Who is CAM GIRL? Despite having an Instagram following upwards of 41,000 and having toured around the globe, the multi-hyphenate is still more or less an underdog in the music industry. After all, few are even aware that she’s one of the key driving forces behind Adam22’s prolific No Jumper podcast. Oh, and then there’s the group’s widely successful No Jumper online store and tours – both endeavors that were conceived by Adam and fully orchestrated by CAM GIRL.
Disrupting the standard model of fast-fashion, Vogue Australia‘s fashion director Christine Centenera and Australian designer Josh Goot now introduce WARDROBE.NYC, a label that will release direct-to-consumer full outfit collections. By eliminating the middleman, the new label aims to offer competitive prices to shoppers – if this model seems familiar, it’s because it can already be seen with the successes of Everlane and Trunk Club.
Following Pantone’s announcement made earlier this week that 2018’s Color of the Year would be “Ultra Violet,” the purple craze seems to be infiltrating ever corner of the Internet. Jumping head-first into the madness, adidas has now unveiled its latest colorway of the AlphaBOUNCE silhouette and you guessed it – it’s “Ultra Violet.” Entirely dipped in the sumptuously royal hue, the sneaker is rendered with an upper resembling hairy suede.
Muck Rack makes it simple to find people, tweets, or articles that mention any name, keyword, company, hashtag etc. We've compiled this guide to help you make the most of your search.
Selecting a term
Start searching tweets, articles from media outlets, articles mentioned in tweets, journalists'
names, titles and bios with some suggested searches:
Companies or Topics (e.g. iPhone, Microsoft)
Phrases (e.g. "cloud computing") — use quotes to keep the terms together
Twitter handles (e.g. @username) — returns those who have mentioned or replied to
Names (e.g. "David Pogue")
Hashtags (e.g. #sxsw, #london2012)
Bio details (e.g. vegan, Olympics, father)
Muck Rack's Advanced Search allows for many boolean operators.
Find results that mention multiple specified terms, use AND or
+. For example, ensure each result contains both Elon Musk and Mark Zuckerberg by
searching Musk AND Zuckerberg or Musk + Zuckerberg.
Use the operators OR or , to broaden your search when you'd like either of
multiple terms to appear in results. (This is the default behavior of our search when no operators
are used). For example, results will contain either cake or cookie by searching cake OR cookie or cake,cookie

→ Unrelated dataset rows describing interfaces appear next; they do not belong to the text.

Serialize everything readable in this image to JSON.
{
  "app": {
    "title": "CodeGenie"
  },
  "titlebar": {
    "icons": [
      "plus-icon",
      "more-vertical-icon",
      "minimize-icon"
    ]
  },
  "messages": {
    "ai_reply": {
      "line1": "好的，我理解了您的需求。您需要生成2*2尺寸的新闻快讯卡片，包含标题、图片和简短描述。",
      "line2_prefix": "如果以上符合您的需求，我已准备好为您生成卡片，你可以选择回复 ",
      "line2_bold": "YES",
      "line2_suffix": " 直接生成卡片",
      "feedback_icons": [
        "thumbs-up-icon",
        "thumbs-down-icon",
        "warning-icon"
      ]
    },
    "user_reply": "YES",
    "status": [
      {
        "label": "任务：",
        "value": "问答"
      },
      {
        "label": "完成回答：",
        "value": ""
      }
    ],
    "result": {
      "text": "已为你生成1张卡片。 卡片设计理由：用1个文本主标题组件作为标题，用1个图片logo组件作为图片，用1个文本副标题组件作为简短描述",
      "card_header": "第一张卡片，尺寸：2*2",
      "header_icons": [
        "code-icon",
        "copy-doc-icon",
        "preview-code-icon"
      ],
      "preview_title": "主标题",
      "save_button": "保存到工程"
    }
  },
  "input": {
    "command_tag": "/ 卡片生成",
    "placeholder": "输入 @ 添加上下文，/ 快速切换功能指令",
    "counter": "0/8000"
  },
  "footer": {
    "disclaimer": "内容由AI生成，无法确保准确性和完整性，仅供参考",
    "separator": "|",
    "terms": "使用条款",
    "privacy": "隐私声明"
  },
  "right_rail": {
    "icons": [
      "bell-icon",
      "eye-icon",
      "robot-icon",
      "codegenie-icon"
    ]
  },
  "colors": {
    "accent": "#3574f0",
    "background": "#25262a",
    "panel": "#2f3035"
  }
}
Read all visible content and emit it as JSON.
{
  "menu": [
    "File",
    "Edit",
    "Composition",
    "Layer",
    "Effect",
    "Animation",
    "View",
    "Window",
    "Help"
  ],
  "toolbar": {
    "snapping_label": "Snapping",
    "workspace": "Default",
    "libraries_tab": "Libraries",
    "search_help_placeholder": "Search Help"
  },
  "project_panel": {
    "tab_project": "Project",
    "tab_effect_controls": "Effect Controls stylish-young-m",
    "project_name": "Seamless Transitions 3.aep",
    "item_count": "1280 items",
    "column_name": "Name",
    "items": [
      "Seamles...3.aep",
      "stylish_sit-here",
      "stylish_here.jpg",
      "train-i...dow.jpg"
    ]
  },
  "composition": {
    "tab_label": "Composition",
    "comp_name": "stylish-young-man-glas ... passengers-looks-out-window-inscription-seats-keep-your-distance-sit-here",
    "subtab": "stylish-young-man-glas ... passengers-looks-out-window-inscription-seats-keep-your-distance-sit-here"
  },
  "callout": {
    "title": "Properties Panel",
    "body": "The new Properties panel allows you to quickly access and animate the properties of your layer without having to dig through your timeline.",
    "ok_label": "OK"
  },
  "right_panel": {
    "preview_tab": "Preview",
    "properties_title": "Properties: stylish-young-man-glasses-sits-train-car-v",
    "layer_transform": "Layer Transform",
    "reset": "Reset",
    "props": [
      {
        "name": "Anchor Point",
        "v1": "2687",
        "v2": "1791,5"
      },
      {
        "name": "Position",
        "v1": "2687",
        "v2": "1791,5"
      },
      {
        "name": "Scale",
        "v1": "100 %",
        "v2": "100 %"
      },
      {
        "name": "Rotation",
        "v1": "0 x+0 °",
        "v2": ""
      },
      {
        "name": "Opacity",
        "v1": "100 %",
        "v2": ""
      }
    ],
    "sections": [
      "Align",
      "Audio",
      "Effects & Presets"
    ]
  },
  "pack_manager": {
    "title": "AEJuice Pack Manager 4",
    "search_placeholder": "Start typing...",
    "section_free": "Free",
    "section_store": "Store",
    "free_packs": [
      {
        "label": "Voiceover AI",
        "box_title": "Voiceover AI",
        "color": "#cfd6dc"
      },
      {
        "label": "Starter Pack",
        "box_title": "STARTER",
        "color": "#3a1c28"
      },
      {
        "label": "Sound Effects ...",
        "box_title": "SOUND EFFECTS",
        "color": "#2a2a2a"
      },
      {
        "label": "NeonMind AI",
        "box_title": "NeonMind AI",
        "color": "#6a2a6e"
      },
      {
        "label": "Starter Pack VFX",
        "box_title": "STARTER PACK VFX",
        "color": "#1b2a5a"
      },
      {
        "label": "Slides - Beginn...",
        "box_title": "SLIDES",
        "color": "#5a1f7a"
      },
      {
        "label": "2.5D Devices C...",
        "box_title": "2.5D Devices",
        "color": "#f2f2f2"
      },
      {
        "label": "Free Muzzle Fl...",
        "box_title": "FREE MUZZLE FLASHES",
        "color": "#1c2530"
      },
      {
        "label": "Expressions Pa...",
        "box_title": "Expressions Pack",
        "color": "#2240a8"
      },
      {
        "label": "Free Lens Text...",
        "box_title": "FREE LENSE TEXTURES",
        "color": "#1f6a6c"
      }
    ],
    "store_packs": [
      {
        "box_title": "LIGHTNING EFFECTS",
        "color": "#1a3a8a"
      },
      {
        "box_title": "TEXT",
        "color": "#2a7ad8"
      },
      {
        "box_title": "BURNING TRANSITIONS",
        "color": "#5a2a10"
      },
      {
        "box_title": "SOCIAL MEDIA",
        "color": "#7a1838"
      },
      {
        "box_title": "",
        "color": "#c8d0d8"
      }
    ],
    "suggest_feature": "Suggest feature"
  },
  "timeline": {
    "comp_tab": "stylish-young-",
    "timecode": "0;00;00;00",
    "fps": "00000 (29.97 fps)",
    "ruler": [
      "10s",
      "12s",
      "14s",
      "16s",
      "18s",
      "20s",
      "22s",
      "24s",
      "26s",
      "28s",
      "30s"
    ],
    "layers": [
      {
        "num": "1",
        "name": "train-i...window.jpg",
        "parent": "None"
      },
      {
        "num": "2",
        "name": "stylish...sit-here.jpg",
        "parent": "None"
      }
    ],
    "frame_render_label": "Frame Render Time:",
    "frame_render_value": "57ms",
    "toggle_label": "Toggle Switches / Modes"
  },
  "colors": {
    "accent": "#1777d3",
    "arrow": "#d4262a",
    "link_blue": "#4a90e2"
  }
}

Use NOT or - to subtract results from your search. For
example, searching Disney will yield results about the Walt Disney Company as well as Walt Disney
World Resort. To exclude mentions of Disney World, search for Disney -World or Disney
When using one of these operators with a phrase, enclose it in quotation marks. For example, you can
find results about smartphones excluding Apple's iPhone 4S by searching smartphone -"iPhone
Exact case matching or punctuation
If you're searching for a brand name or keyword that relies on specific punctuation marks or capitalization, you can
find results that match your exact query by adding matchcase: before the keyword you're searching for, like matchcase:E*TRADE .
Use parentheses to separate multiple
boolean phrases. For example, to find journalists talking about having fun in Disney World or
Disneyland, search for ("disney world" OR disneyland) AND fun.
An asterisk can be used to search for any variation of a root word truncated by the asterisk. For example, searching for admin* will return results for administrator, administration, administer, administered, etc.
A near operator is an AND operator where you can control the distance between the words. You can vary the distance the near operation uses by adding a forward slash and number (between 0-99) such as strawberries NEAR/10 "whipped cream", which means the strawberries must exist within 10 words of "whipped cream".